━━ Task material

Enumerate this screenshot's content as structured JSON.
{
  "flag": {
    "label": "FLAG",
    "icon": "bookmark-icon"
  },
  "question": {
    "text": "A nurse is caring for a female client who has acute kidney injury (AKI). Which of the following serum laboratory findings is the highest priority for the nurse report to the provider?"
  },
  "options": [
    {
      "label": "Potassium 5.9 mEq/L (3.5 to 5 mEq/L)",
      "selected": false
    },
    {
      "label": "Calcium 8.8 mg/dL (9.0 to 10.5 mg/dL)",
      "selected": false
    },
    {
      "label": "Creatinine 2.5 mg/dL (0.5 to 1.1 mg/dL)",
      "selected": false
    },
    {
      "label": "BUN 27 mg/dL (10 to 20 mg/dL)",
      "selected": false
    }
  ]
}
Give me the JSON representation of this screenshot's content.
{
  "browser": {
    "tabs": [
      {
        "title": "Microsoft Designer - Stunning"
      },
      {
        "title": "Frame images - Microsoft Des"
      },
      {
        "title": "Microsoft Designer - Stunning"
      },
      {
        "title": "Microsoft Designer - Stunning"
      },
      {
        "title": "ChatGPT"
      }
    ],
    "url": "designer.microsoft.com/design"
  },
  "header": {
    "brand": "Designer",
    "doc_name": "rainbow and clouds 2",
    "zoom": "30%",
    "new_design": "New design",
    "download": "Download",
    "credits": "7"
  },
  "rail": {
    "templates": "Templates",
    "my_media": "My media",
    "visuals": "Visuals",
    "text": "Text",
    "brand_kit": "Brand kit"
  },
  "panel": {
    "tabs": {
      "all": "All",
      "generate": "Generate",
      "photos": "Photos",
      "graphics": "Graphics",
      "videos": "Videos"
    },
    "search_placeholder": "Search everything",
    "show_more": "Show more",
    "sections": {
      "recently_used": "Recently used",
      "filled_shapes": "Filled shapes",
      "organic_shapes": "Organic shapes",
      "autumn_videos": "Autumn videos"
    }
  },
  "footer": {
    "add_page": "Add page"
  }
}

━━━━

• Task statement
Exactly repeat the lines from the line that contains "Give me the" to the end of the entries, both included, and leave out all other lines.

• Result of the exercise
Give me the JSON representation of this screenshot's content.
{
  "browser": {
    "tabs": [
      {
        "title": "Microsoft Designer - Stunning"
      },
      {
        "title": "Frame images - Microsoft Des"
      },
      {
        "title": "Microsoft Designer - Stunning"
      },
      {
        "title": "Microsoft Designer - Stunning"
      },
      {
        "title": "ChatGPT"
      }
    ],
    "url": "designer.microsoft.com/design"
  },
  "header": {
    "brand": "Designer",
    "doc_name": "rainbow and clouds 2",
    "zoom": "30%",
    "new_design": "New design",
    "download": "Download",
    "credits": "7"
  },
  "rail": {
    "templates": "Templates",
    "my_media": "My media",
    "visuals": "Visuals",
    "text": "Text",
    "brand_kit": "Brand kit"
  },
  "panel": {
    "tabs": {
      "all": "All",
      "generate": "Generate",
      "photos": "Photos",
      "graphics": "Graphics",
      "videos": "Videos"
    },
    "search_placeholder": "Search everything",
    "show_more": "Show more",
    "sections": {
      "recently_used": "Recently used",
      "filled_shapes": "Filled shapes",
      "organic_shapes": "Organic shapes",
      "autumn_videos": "Autumn videos"
    }
  },
  "footer": {
    "add_page": "Add page"
  }
}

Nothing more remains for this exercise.